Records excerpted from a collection
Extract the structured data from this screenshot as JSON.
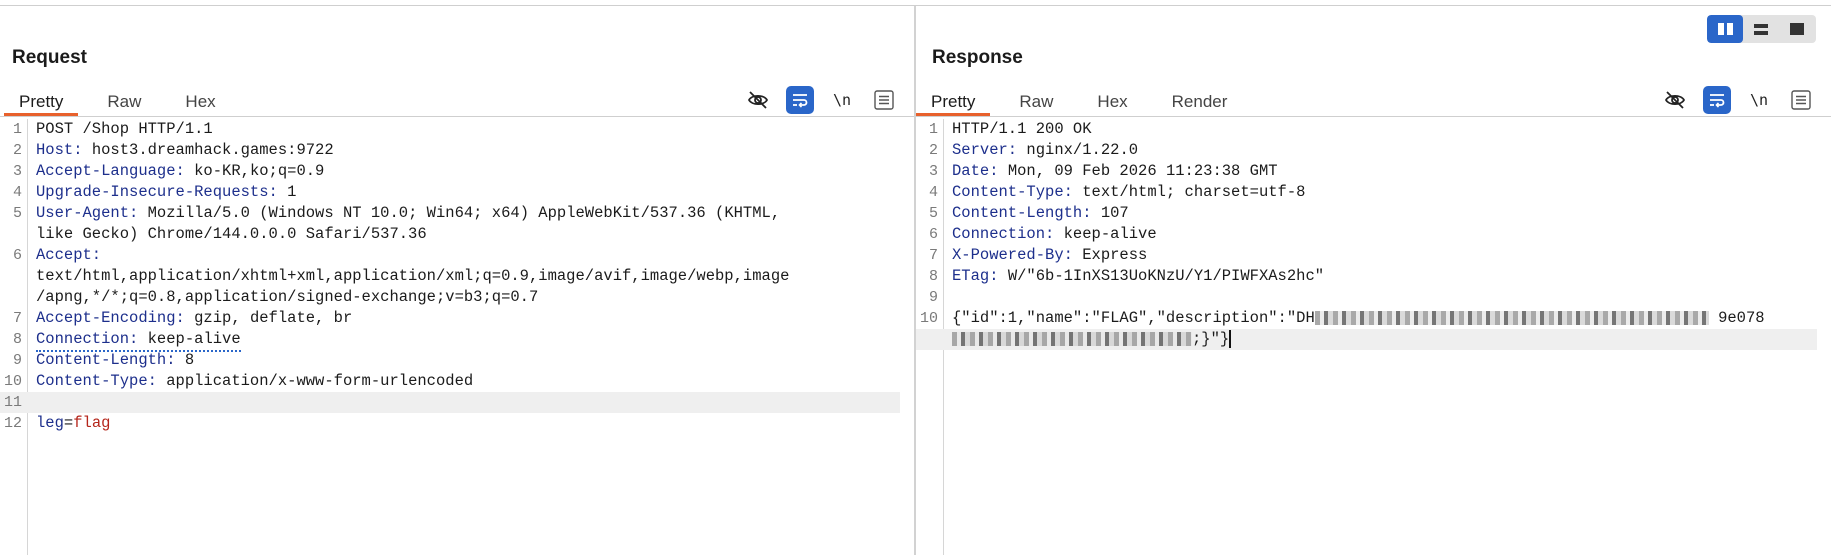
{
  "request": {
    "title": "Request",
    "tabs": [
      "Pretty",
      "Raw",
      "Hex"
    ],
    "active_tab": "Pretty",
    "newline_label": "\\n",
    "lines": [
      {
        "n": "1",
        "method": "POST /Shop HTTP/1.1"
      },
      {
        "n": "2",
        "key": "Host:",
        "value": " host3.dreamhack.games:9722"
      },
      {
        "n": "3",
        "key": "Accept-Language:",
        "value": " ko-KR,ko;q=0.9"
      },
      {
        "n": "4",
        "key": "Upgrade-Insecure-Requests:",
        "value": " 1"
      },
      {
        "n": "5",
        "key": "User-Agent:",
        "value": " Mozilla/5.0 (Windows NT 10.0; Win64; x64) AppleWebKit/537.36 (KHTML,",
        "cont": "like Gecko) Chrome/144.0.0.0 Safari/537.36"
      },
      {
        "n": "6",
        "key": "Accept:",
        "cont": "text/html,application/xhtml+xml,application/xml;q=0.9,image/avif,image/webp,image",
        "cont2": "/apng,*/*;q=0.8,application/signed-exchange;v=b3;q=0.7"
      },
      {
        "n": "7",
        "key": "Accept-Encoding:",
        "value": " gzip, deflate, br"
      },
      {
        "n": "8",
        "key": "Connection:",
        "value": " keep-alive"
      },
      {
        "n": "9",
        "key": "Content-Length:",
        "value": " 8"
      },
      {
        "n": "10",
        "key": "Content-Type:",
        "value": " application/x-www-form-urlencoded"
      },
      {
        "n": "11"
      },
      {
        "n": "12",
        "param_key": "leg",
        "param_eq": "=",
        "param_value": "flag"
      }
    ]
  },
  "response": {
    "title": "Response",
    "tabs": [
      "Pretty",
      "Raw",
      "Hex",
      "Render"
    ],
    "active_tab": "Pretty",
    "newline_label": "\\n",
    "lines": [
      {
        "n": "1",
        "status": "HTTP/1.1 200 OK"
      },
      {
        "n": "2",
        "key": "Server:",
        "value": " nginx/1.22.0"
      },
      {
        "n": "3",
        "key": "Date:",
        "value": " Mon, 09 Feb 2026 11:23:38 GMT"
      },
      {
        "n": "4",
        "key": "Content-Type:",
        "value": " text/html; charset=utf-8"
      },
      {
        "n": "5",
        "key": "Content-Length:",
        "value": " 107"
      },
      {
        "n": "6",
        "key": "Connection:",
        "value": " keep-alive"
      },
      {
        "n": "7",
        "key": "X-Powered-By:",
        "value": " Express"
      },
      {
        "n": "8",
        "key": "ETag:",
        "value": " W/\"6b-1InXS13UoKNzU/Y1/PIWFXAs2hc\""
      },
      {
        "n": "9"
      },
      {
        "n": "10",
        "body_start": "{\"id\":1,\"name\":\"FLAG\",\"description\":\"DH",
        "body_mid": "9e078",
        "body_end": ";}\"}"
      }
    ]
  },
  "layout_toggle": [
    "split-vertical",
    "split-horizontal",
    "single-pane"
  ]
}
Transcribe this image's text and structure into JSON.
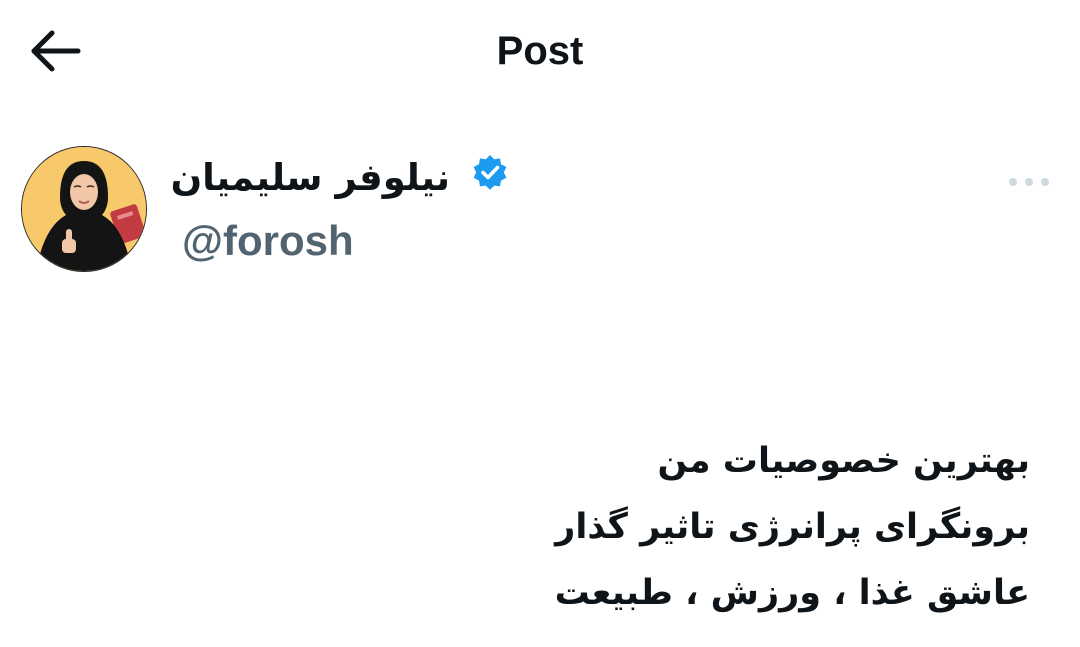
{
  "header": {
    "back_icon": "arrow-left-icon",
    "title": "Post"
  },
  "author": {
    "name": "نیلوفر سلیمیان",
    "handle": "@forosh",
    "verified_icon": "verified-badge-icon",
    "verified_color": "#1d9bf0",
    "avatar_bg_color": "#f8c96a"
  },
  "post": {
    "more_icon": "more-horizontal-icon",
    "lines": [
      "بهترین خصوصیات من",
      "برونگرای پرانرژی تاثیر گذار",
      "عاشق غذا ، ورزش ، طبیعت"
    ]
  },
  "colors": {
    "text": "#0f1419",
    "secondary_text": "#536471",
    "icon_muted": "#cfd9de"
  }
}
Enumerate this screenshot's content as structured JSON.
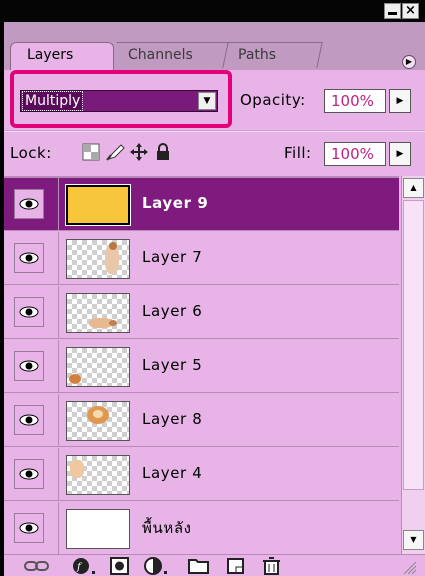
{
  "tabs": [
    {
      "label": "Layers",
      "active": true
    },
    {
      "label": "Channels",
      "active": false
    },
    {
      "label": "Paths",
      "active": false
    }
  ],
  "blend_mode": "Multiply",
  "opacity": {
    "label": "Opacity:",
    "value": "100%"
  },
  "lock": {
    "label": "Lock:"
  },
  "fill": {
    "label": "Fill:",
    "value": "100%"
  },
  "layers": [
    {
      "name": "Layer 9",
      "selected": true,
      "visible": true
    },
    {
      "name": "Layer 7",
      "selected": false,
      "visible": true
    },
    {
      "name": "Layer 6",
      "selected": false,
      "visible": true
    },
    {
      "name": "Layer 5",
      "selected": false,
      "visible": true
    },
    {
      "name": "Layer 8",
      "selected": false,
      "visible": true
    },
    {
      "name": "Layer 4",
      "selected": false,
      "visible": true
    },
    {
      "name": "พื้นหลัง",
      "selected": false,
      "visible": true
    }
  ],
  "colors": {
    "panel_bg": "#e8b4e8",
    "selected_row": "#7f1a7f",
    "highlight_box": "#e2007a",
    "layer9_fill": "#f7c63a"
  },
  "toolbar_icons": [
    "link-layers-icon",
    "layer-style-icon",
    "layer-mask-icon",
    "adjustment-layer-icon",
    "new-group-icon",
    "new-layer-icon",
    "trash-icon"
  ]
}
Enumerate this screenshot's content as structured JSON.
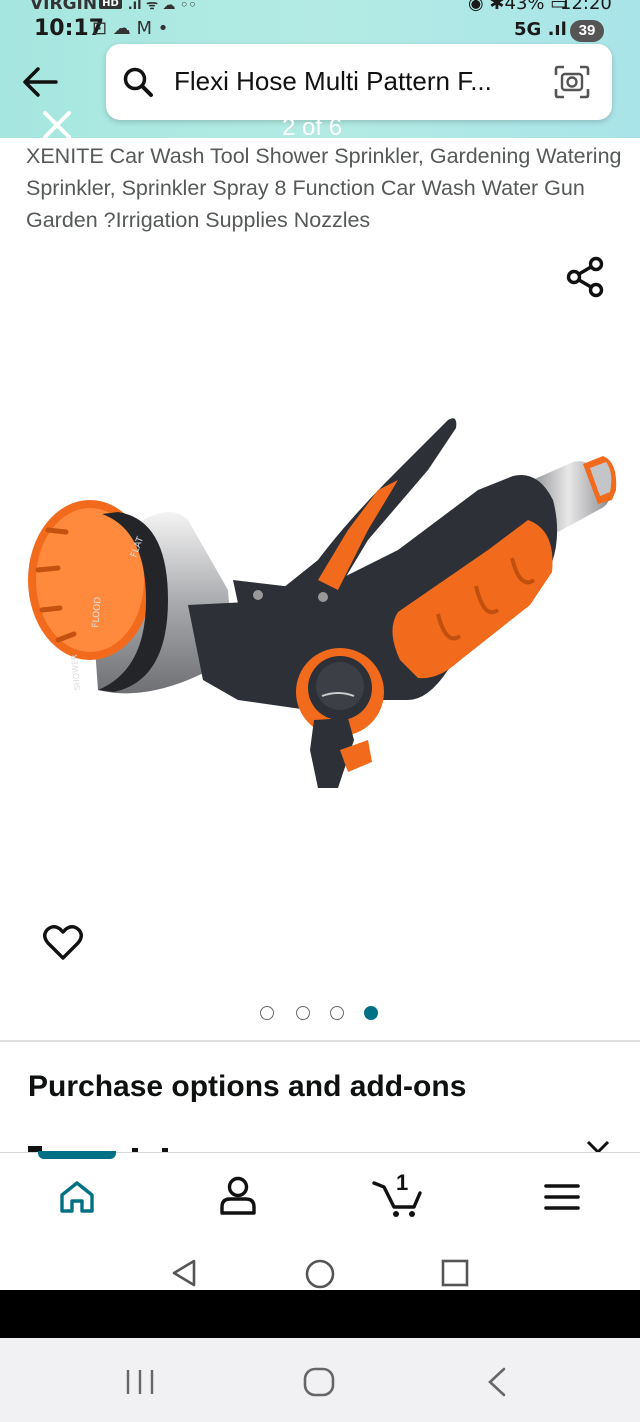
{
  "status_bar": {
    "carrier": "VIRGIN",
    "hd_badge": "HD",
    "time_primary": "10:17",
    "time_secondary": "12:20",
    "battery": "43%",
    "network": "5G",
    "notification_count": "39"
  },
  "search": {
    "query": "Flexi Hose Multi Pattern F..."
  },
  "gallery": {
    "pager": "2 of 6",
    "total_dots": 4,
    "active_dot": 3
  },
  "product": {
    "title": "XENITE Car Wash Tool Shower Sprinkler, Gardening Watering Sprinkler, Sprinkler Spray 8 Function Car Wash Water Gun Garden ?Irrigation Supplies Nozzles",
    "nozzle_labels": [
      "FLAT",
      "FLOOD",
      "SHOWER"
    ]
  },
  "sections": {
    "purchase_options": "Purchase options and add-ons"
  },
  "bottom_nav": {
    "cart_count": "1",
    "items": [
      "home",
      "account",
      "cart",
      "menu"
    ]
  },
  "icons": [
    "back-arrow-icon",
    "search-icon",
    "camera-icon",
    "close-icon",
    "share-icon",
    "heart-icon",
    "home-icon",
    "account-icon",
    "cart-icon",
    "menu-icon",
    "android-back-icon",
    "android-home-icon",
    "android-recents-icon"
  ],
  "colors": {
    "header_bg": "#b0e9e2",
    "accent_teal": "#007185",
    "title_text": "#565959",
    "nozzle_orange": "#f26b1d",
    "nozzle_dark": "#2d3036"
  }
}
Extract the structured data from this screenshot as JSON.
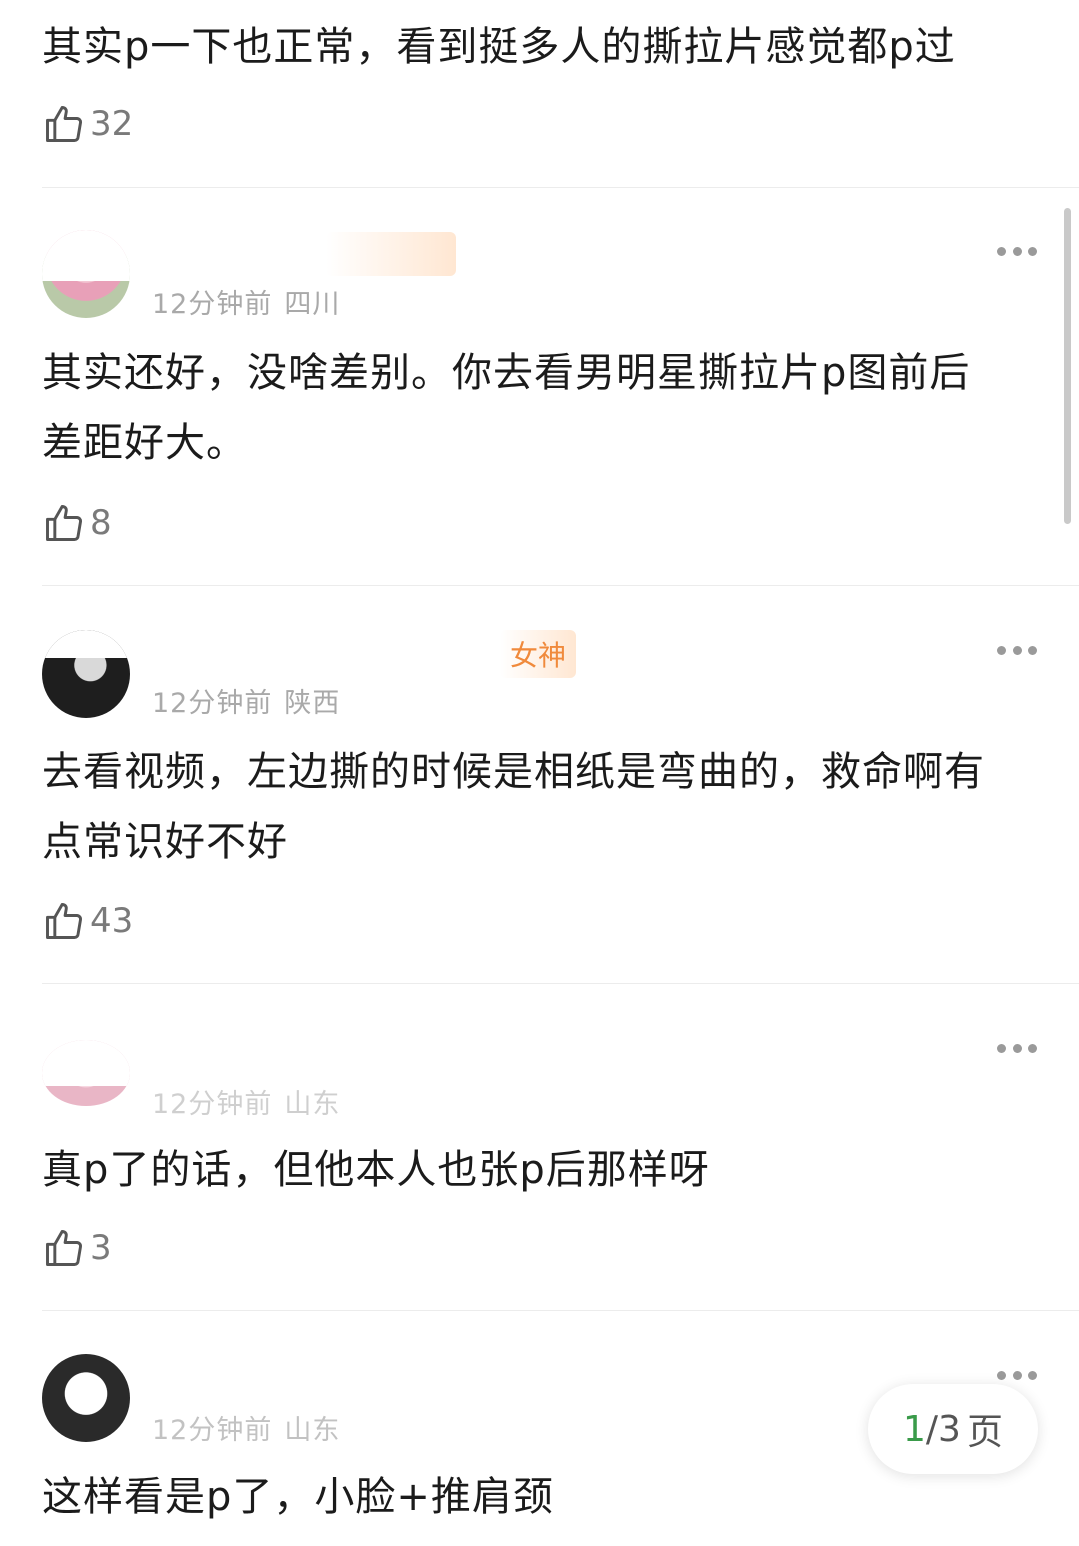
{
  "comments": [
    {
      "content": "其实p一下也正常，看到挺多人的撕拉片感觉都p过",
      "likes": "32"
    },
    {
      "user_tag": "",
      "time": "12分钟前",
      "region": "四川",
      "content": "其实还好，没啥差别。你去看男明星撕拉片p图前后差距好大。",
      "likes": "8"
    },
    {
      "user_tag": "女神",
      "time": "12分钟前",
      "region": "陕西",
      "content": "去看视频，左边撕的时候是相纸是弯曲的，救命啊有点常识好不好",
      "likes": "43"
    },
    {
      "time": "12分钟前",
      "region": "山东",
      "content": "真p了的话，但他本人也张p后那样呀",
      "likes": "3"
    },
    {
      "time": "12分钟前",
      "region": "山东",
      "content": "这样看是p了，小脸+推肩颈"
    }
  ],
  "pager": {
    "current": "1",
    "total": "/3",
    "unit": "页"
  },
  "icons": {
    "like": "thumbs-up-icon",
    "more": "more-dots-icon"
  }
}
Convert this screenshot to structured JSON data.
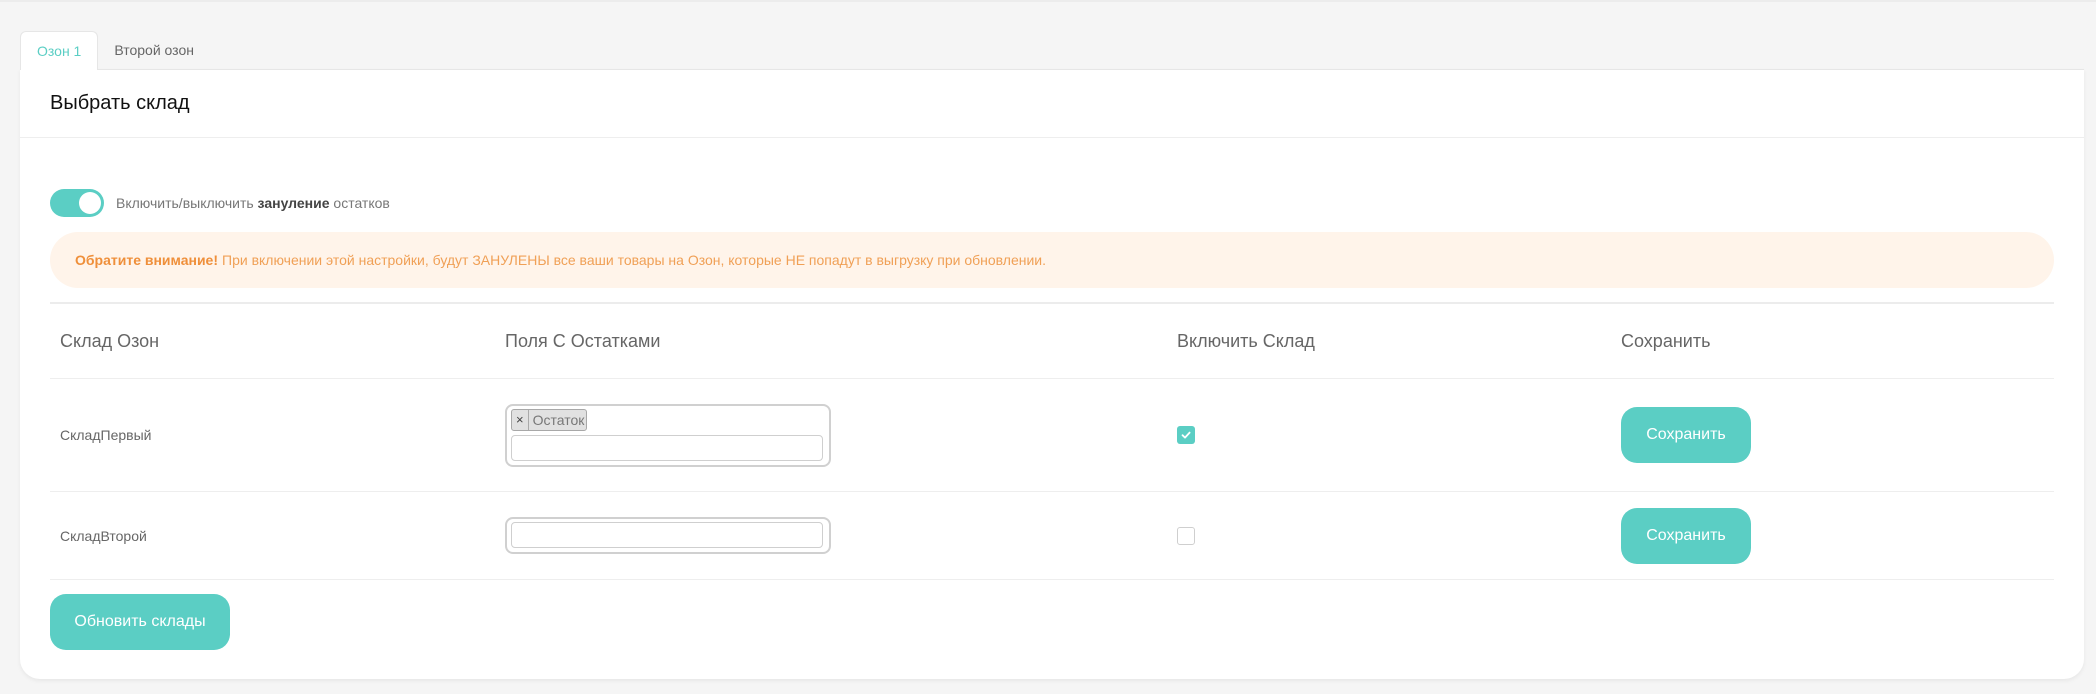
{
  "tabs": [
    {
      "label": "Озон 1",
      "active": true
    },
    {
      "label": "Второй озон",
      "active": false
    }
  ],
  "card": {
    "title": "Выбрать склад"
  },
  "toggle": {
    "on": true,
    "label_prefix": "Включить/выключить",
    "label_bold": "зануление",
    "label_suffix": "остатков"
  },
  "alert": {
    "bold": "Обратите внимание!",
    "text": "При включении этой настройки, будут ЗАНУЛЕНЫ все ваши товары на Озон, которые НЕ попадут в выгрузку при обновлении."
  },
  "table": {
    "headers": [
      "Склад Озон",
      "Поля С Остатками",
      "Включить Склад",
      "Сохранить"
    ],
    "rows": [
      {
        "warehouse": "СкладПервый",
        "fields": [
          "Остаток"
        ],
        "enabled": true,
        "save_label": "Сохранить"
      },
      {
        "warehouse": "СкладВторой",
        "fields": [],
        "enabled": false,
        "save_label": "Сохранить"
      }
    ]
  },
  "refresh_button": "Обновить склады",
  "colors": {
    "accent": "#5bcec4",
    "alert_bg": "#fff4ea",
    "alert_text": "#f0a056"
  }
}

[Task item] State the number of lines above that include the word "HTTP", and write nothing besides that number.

[Result] 2